Sunday, May 12, 2013
Informal Introduction of our CEO - An Article Peeping in his School Days
Remembering Father Gilson (1968)
Everything was strange -- the room, the boys, the subjects -- no physics, chemistry or maths, only silly subjects like history, geography and literature. But the strangest was the class teacher -- Father P.Y. Gilson. I had seen this strange padre in the corridors and had always wondered how this placid Belgian missionary, with such a peculiar accent and without any noticeable chin, survived the heat of India and the turmoil of unruly boys. I would like to flatter myself into believing that he had heard of me as the quintessential problem child.
Even if he did, he seemed to take no notice of it -- in spite of my fight with an overgrown Parsi boy right on the first day and its evidence so prominent all over my dress. He asked me to move up to the first bench, which was outrageous. And he proceeded straight into the lessons, little realising that I could hardly understand anything, as I had not studied the basics of these subjects in Class IX. Be that as it may I was unconsciously drawn into the stories (which child can resist a good story?) that this Father seemed to weave with his magical voice. His narrative was so life-like that I listened spell-bound, and gently stepped on a magic carpet which carried me over fantasy-lands. His quips had a rare touch of Gallic humour and, for the first time in my life, I was not bored in the class-room. When the period ended, I could not believe myself -- I had actually enjoyed literature!

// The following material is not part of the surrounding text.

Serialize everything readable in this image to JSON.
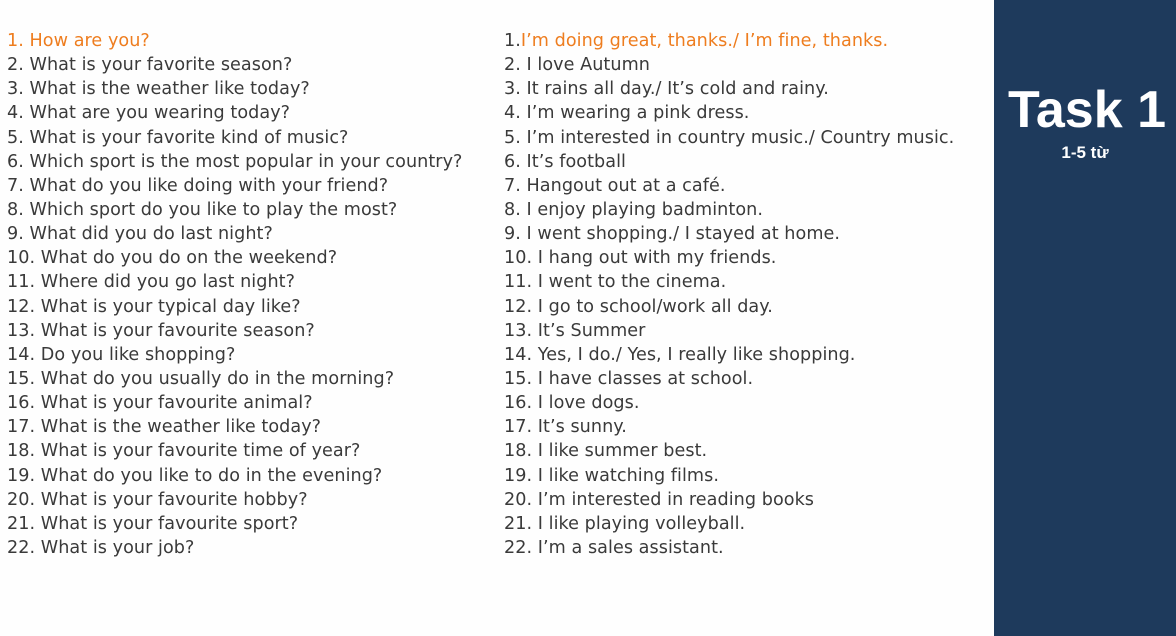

More wonders were to follow as more stories came out of this magician's hat and very soon, I actually started looking forward to his classes. Perhaps the greatest transformation that Fr. Gilson induced in me was not only a friendly attitude to his subjects -- but towards studies per se. And that was only the beginning. As class teacher, he was in overall charge of my scholastic welfare. Between classes and after classes, he would encourage me to meet him for extra lessons to make up for the whole year's study that I had missed at the class IX stage. The special care that he seemed to heap upon me had a soothing influence not only upon my attitude to studies, but to the world at large. No more was it a hostile jungle where only bookworms studied and sissies came first in class.
But, my reverie was soon shattered by the reality of the class tests. The dread and horror with which I had viewed this ‘Inquisition’ was reinforced by the sinking feeling that I was condemned to stand last in this class as well, in spite of my brief flirtation with academics. “English Essay” was the first test and I distinctly remember the choking voice with which I told Fr. Gilson that I had never scored well and that I was always at a loss with words. His encouragement could hardly stop the streams of sweat that flowed endlessly during the exam, as I groped for the right expression and the appropriate word.
But when the results came out you could knock me down with a feather. I had stood fourth in class! My parents were overjoyed, my friends pinched me -- but nobody realised what it did to my confidence. The next surprise was a ‘first’ in Arithmetic. Coming from the Science stream to Humanities it was not so difficult to score ¾ and I had learnt to dream. History, Geography and others followed, but there was no way I could stop this new-found excitement of ‘topping’.
The rest was just crazy -- success followed success, of course, with a lot of toil ¾ under the constant guidance of Father, dear Father. A few months later, we learnt that Fr. Gilson was to leave for another school ¾ and in a day or two he just left! I wept openly. Nobody had ever treated me like this before. Nobody else could turn around a sad case like mine into a fairy-tale. And thanks to him, I am where I am today: no doubt about that.
Many years later, I was posted as Additional District Magistrate of Asansol and Durgapur in the Burdwan district of West Bengal. I was overjoyed to hear from a friend that Father Gilson was the Headmaster of St. Xavier's, Durgapur. I sought for an immediate appointment. How could I tell him all that I wanted to say? Here was the teacher who had turned my life around -- so close, after so many years. Would he recognize me? He was the man I had referred to in all my Teachers’ Day speeches in all the stations where I had served as a Magistrate, at the dozens of school-committees on which I served as President, ex-officio. I could hardly wait.
The day finally arrived. A strange feeling of nostalgia overpowered me, as my official car drove into the school -- with red lights, policemen and other unavoidable trappings of authority. I was ushered in from the staircase and as I walked into Father's room a familiar scent greeted me. He was not there, for he had to take a class as some teacher was absent. But he came in soon and shook my hands warmly. "I am proud of you", he said. He was just the same, a trifle older. But, I was transformed, from a picture of confidence back to a quivering, nervous ‘student’ -- groping for words. Even before I could frame my gratitude into proper sentences, the bell rang and Father Gilson sprang up from his chair exclaiming: “Oh my God, there's another class to attend. And the little boys are waiting. Naughty, you know. Like you were. I must go. God bless you, my son. Do well. But I must leave.”